watson_almostabride_trBlurb: Annie knows life isn’t always fair. Sometimes you win. Sometimes you lose. Sometimes you get mistaken for a crazed intruder when you come home early and find your boyfriend wearing nipple clamps with a co-worker on the night you thought he was going to propose to you.
The important thing is to move on, and for Annie, that means treating herself to a tropical vacation. But when she runs into her ex and his new woman staying at the same resort, reason is washed out to sea. Caught off guard, Annie pretends she’s with Chris, a cute screenwriter she meets on the beach. With his own writing blocked, Chris is happy to help Annie craft a story to save face. Soon Annie isn’t just getting over her ex, she’s getting under Chris. As her fictional feelings grow increasingly real, Annie has to decide if she’s ready to risk her heart on a new relationship.

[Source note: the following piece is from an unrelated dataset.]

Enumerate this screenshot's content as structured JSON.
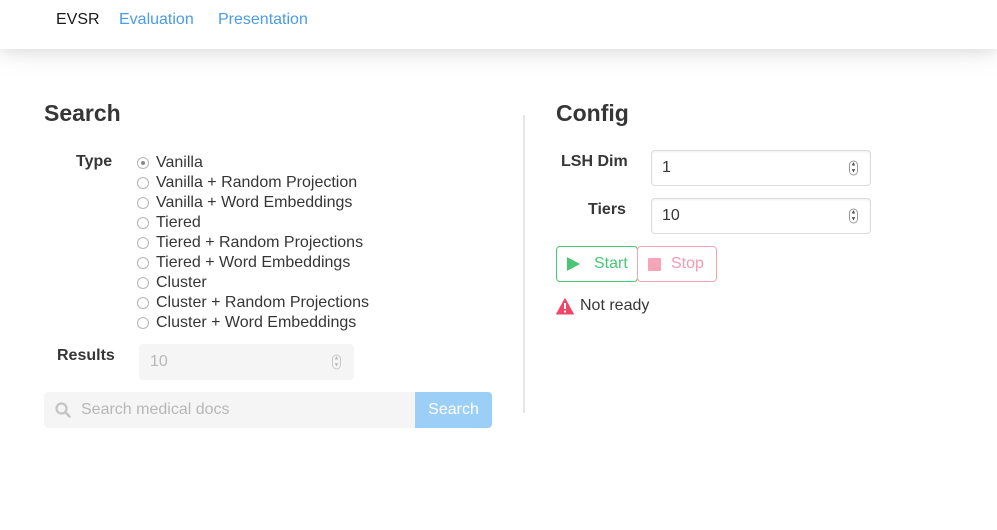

Review: Absolutely a fun read. I’m not gonna lie, I had to Google a few things because the story takes place in South Africa and I didn’t understand some of the references. Other than that I truly enjoyed this light, loving, romantic comedy. It started off with a bang (literally) and I was in tears laughing. The story is all over the map from there and in a good way. Some of the situations Annie finds herself in I felt were a bit much, but hey it’s fiction right?!? Chris is just as fun as Annie and the back and forth between the two of them is enjoyable. I love that by the end of the book you can see the growth between the two characters individually and as a couple. I definitely plan to read the other novels in this series but don’t be alarmed, they can be read as stand-alones. So 4 stars for this fun-loving romantic comedy.



Barnes & Noble


Google Play




Enter for a chance to win a paperback copy of Almost a Bride here






Series Page on Goodreads


Jo Watson is an award-winning writer of romantic comedies. Burning Moon won a Watty Award in 2014. Jo is an Adidas addict and a Depeche Mode devotee.

Facebook  Twitter  Instagram  Pinterest  Goodreads







Leave a Reply

Fill in your details below or click an icon to log in: Logo

You are commenting using your account. Log Out /  Change )

Google+ photo

You are commenting using your Google+ account. Log Out /  Change )

Twitter picture

You are commenting using your Twitter account. Log Out /  Change )

Facebook photo

You are commenting using your Facebook account. Log Out /  Change )


Connecting to %s